"What has changed nowadays is the engine powering the survey," Fung said. No longer does a campaign such as this need someone to enter the data or even to analyze it, he said. Instead, cheap, easy-to-use Web tools, such as SurveyMonkey, do the heavy lifting. Think of it as a foot in the analytical door because, as Fung pointed out, richer insights require integrating data from sources different together.
Gartner hype cycle
Gartner's Hype Cycle for Emerging Technology is out. The hype cycle plots how technologies mature -- from the rise and fall in popularity to mainstream adoption. This year, artificial intelligence (smart machines, cognitive computing, etc.) takes center stage. Expect to hear about things such as 3-D bioprinting, biochips and autonomous vehicles.
Jackie Fenn, analyst for the Stamford, Conn.-based consultancy, said early adopters are embracing the technology in three ways: "Augmenting humans with technology," such as an employee wearing a computing device; evaluating where machines can replace humans, such as automating the customer service experience with a virtual assistant; and figuring out more sophisticated ways humans and machines can work together, such as a mobile robot aiding a warehouse employee to move boxes.

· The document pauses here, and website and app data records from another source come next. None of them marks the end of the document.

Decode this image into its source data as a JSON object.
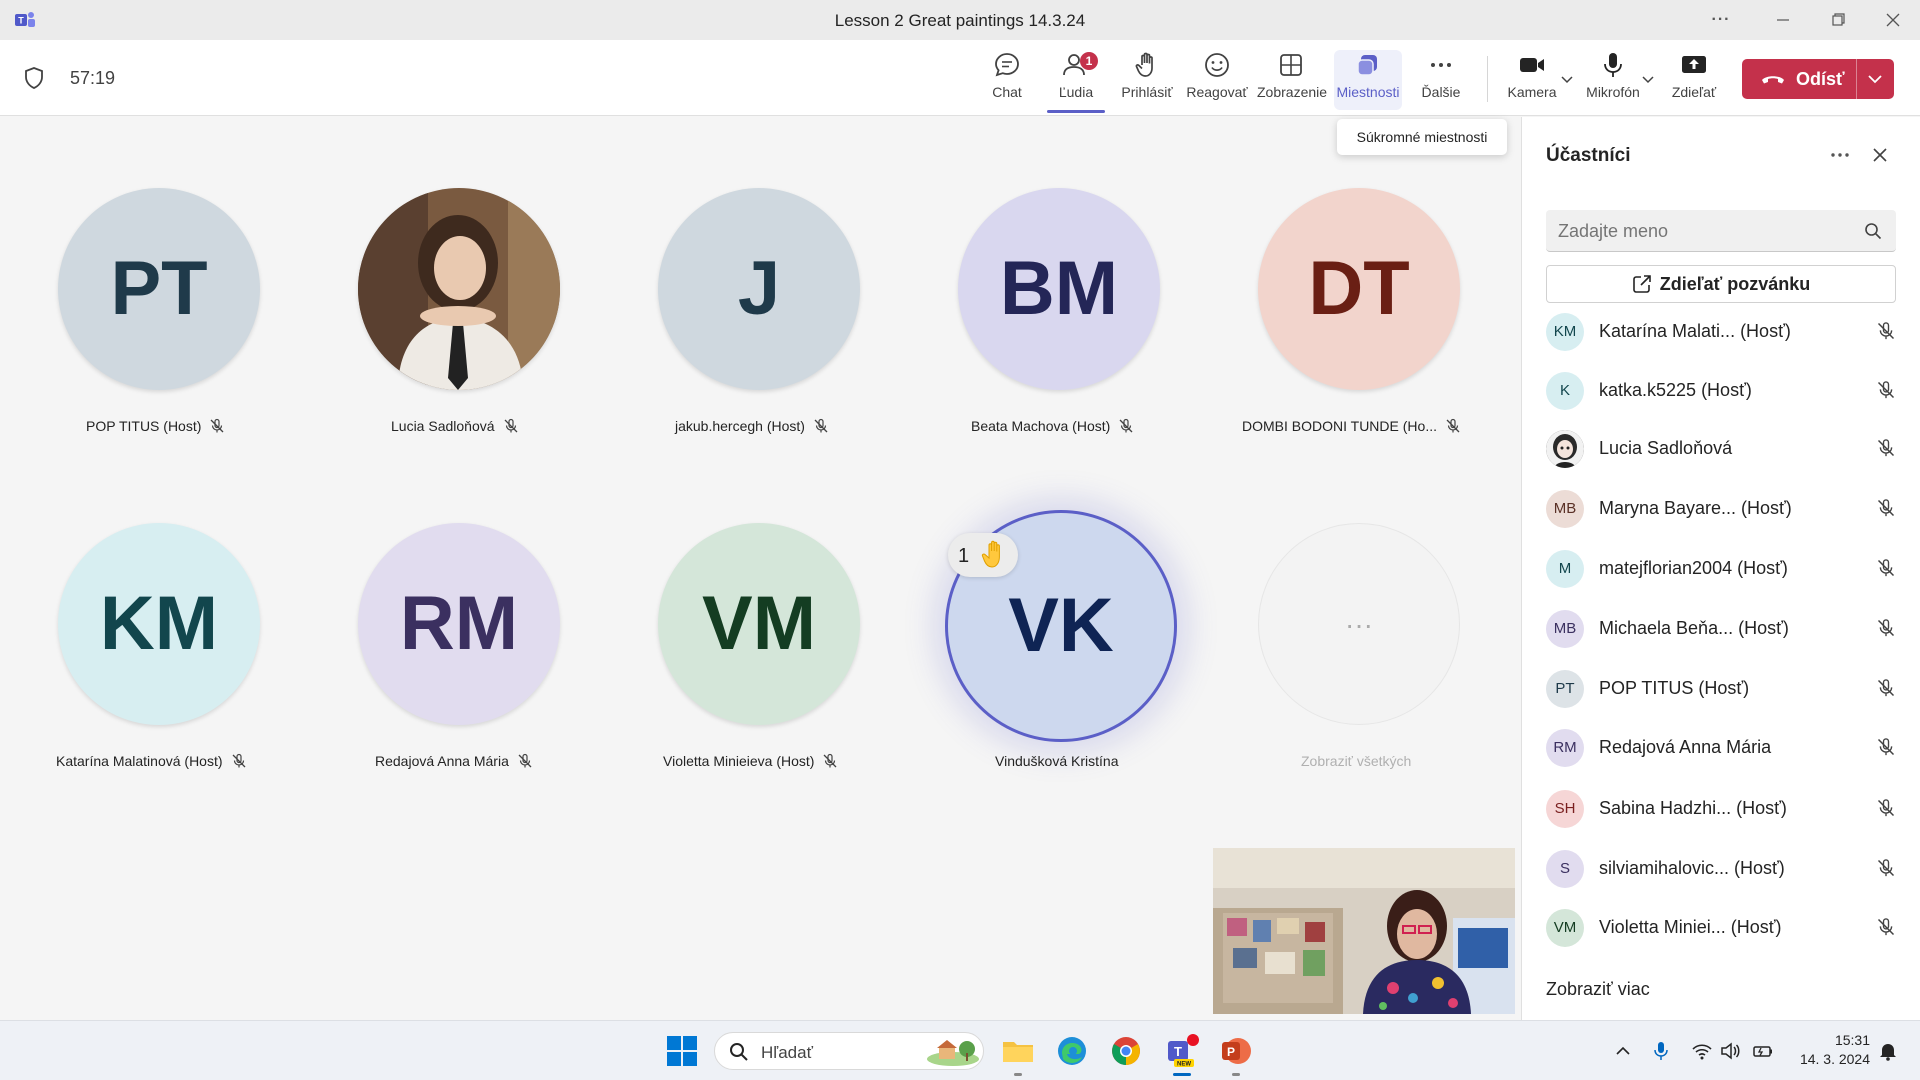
{
  "window": {
    "title": "Lesson 2 Great paintings 14.3.24",
    "more_label": "···"
  },
  "meeting": {
    "timer": "57:19"
  },
  "toolbar": {
    "chat": "Chat",
    "people": "Ľudia",
    "people_badge": "1",
    "raise": "Prihlásiť",
    "react": "Reagovať",
    "view": "Zobrazenie",
    "rooms": "Miestnosti",
    "more": "Ďalšie",
    "camera": "Kamera",
    "mic": "Mikrofón",
    "share": "Zdieľať",
    "leave": "Odísť",
    "rooms_tooltip": "Súkromné miestnosti"
  },
  "tiles": [
    {
      "initials": "PT",
      "name": "POP TITUS (Host)",
      "bg": "#cfd8df",
      "fg": "#1f3a4a"
    },
    {
      "initials": "",
      "name": "Lucia Sadloňová",
      "bg": "#8a6a4e",
      "fg": "#ffffff",
      "photo": true
    },
    {
      "initials": "J",
      "name": "jakub.hercegh (Host)",
      "bg": "#cfd8df",
      "fg": "#1f3a4a"
    },
    {
      "initials": "BM",
      "name": "Beata Machova (Host)",
      "bg": "#d9d7ef",
      "fg": "#242657"
    },
    {
      "initials": "DT",
      "name": "DOMBI BODONI TUNDE (Ho...",
      "bg": "#f2d4cc",
      "fg": "#6a1f14"
    },
    {
      "initials": "KM",
      "name": "Katarína Malatinová (Host)",
      "bg": "#d7eef1",
      "fg": "#12464d"
    },
    {
      "initials": "RM",
      "name": "Redajová Anna Mária",
      "bg": "#e1dcef",
      "fg": "#3b3060"
    },
    {
      "initials": "VM",
      "name": "Violetta Minieieva (Host)",
      "bg": "#d4e6d9",
      "fg": "#143d22"
    },
    {
      "initials": "VK",
      "name": "Vindušková Kristína",
      "bg": "#cdd8ee",
      "fg": "#0f2454",
      "active": true
    },
    {
      "initials": "···",
      "name": "Zobraziť všetkých",
      "more": true
    }
  ],
  "hand": {
    "count": "1"
  },
  "panel": {
    "title": "Účastníci",
    "search_placeholder": "Zadajte meno",
    "share_invite": "Zdieľať pozvánku",
    "show_more": "Zobraziť viac",
    "participants": [
      {
        "initials": "KM",
        "name": "Katarína Malati... (Hosť)",
        "bg": "#d7eef1",
        "fg": "#12464d"
      },
      {
        "initials": "K",
        "name": "katka.k5225 (Hosť)",
        "bg": "#d7eef1",
        "fg": "#12464d"
      },
      {
        "initials": "",
        "name": "Lucia Sadloňová",
        "bg": "#3a3a3a",
        "fg": "#ffffff",
        "photo": true
      },
      {
        "initials": "MB",
        "name": "Maryna Bayare... (Hosť)",
        "bg": "#ecdcd6",
        "fg": "#5a3026"
      },
      {
        "initials": "M",
        "name": "matejflorian2004 (Hosť)",
        "bg": "#d7eef1",
        "fg": "#12464d"
      },
      {
        "initials": "MB",
        "name": "Michaela Beňa... (Hosť)",
        "bg": "#e1dcef",
        "fg": "#3b3060"
      },
      {
        "initials": "PT",
        "name": "POP TITUS (Hosť)",
        "bg": "#dde3e7",
        "fg": "#1f3a4a"
      },
      {
        "initials": "RM",
        "name": "Redajová Anna Mária",
        "bg": "#e1dcef",
        "fg": "#3b3060"
      },
      {
        "initials": "SH",
        "name": "Sabina Hadzhi... (Hosť)",
        "bg": "#f6d6d6",
        "fg": "#7a1f1f"
      },
      {
        "initials": "S",
        "name": "silviamihalovic... (Hosť)",
        "bg": "#e1dcef",
        "fg": "#3b3060"
      },
      {
        "initials": "VM",
        "name": "Violetta Miniei... (Hosť)",
        "bg": "#d4e6d9",
        "fg": "#143d22"
      }
    ]
  },
  "taskbar": {
    "search_text": "Hľadať",
    "time": "15:31",
    "date": "14. 3. 2024"
  },
  "colors": {
    "accent": "#5b5fc7",
    "leave": "#c4314b"
  }
}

"Machines are becoming better at understanding humans and the environment … [and] humans are becoming better at understanding machines," Fenn said.